Taking the TOEFL test is a very important part of your journey to studying in an English-speaking country or program. Here's a basic overview to help you learn more about the test.

The basics of the TOEFL test:
The TOEFL test measures your ability to use and understand the English language as it's read, written, heard and spoken in the university classroom. As the most accepted English-language test in the world, more than 8,500 universities, agencies, and other institutions in more than 130 countries accept the TOEFL test as part of their admissions criteria, including nearly every college and university in Australia and the UK.

The test, often referred to as the TOEFL iBT test, is administered at more than 4,500 test sites around the world. A paper-based version of the test is available in areas where TOEFL iBT testing is not possible.

In order for the TOEFL iBT to measure how well you read, listen, speak and write in English, and how well you use these skills together, you'll be asked to integrate these skills for the test. For example, you may read a passage or listen to a lecture, and then write or speak about what you learned.

The computer-based TOEFL test has four sections.

Listening -- Measures ability to understand English as it is spoken in North America.

Structure -- Measures ability to recognize language that is appropriate for standard written English.

Reading -- Measures ability to read and understand short passages similar in topic and style to those that students are likely to encounter in North American universities and colleges.

Writing -- Measures ability to write in English on an assigned topic. In this section, you will have an opportunity to demonstrate your ability to write in English.

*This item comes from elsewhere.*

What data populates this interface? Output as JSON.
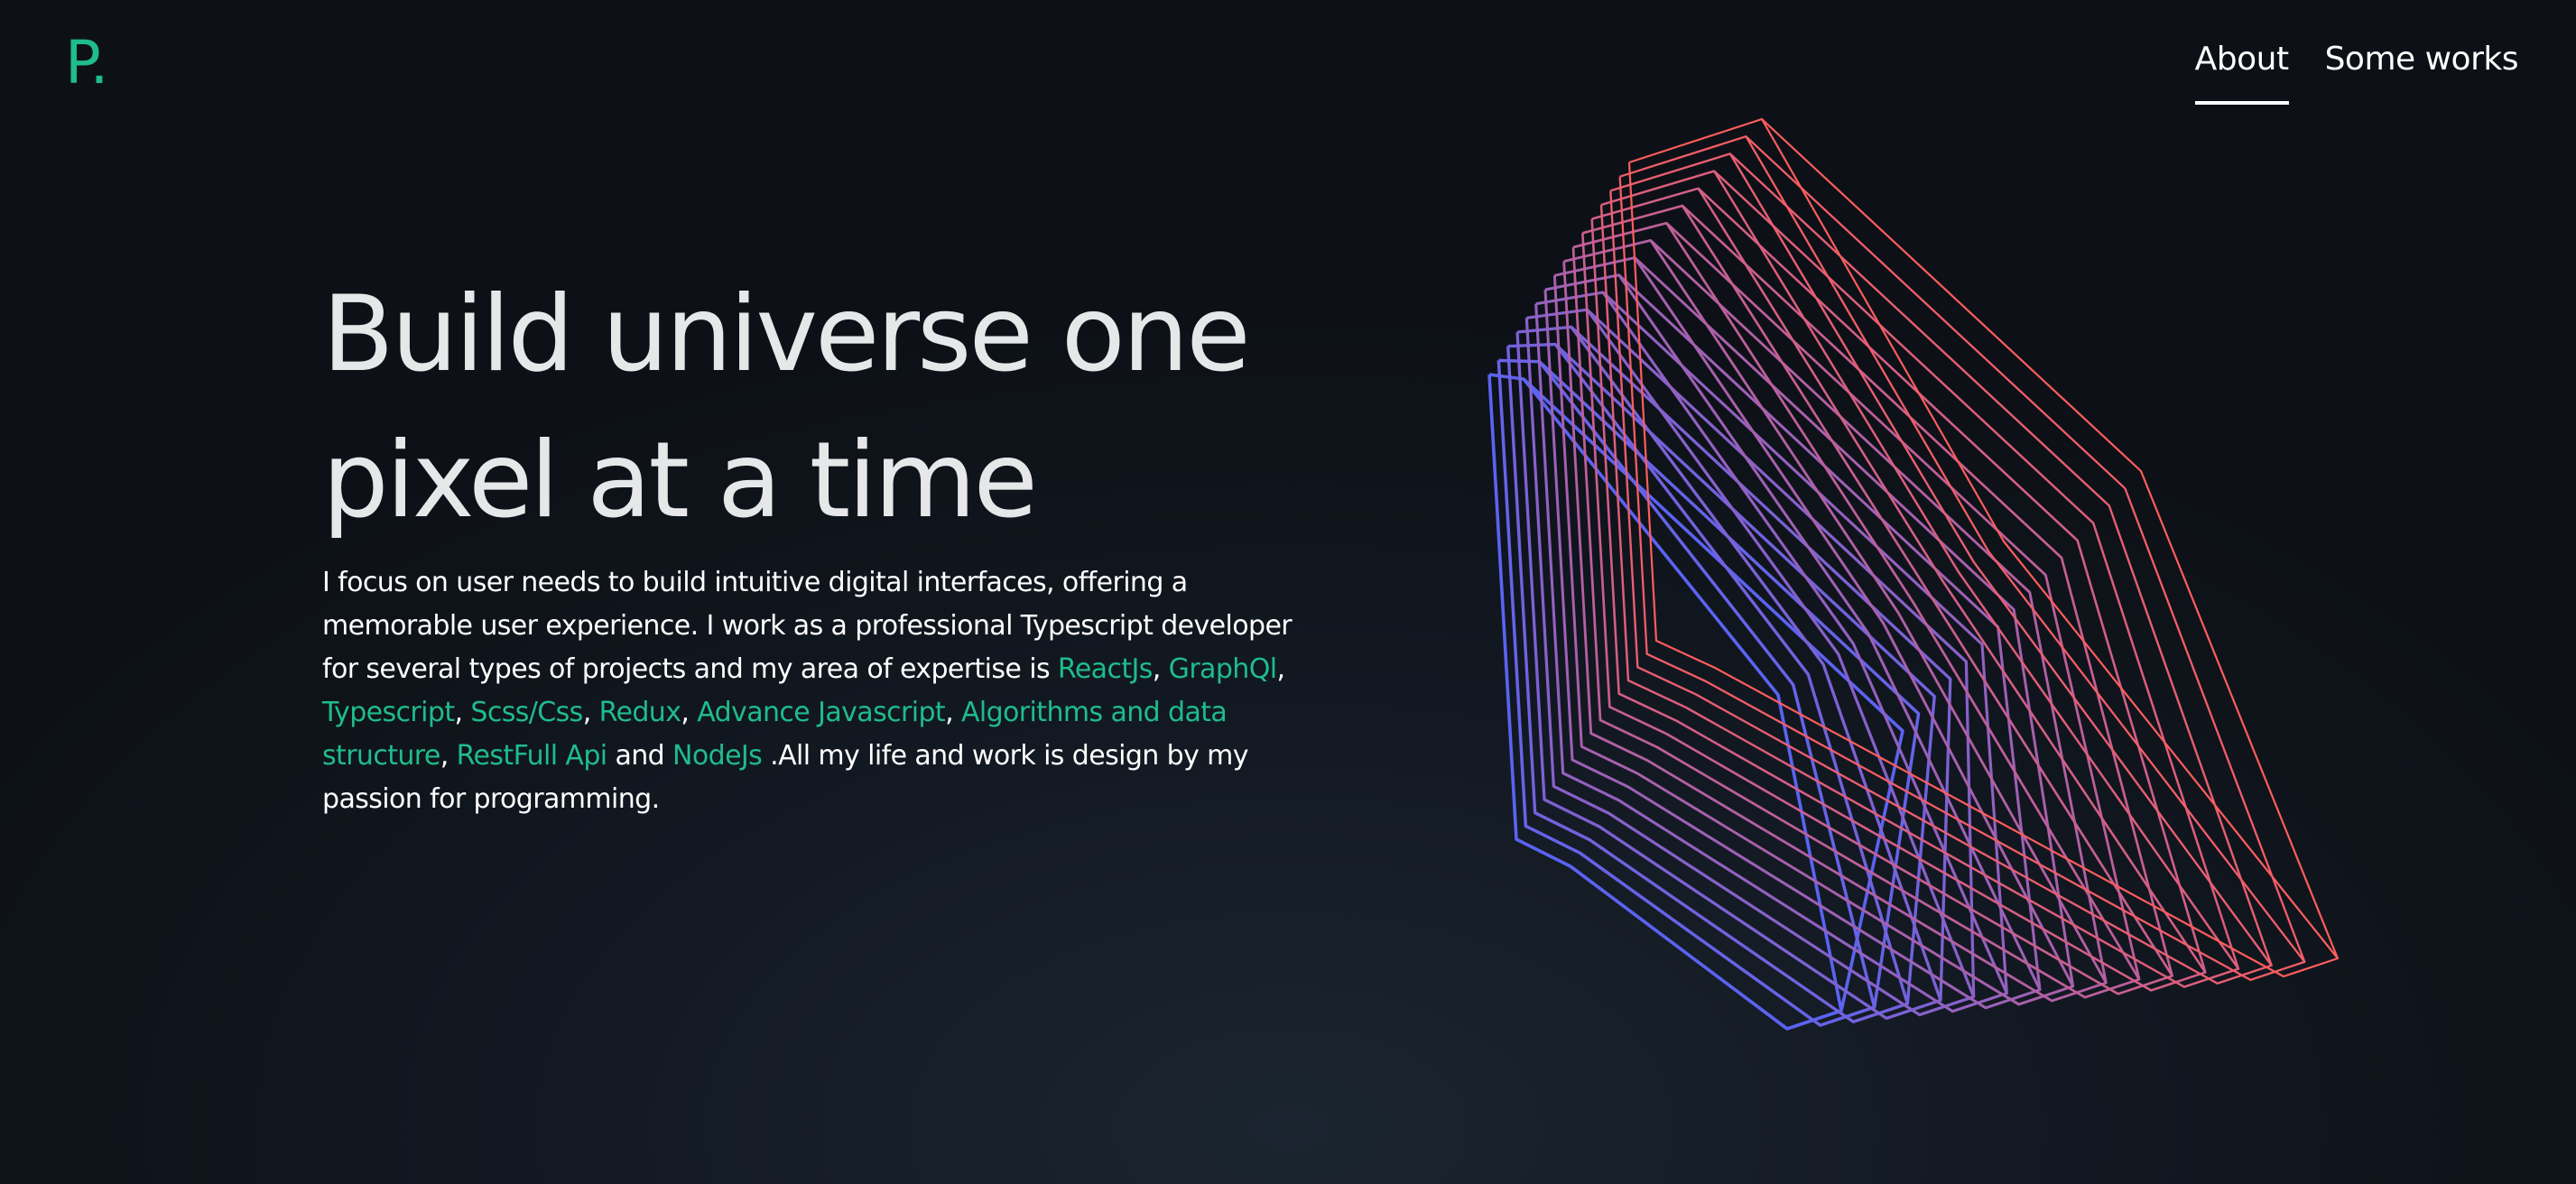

This includes the ability to generate and organize ideas, to support those ideas with examples or evidence, and to compose in standard written English in response to an assigned topic.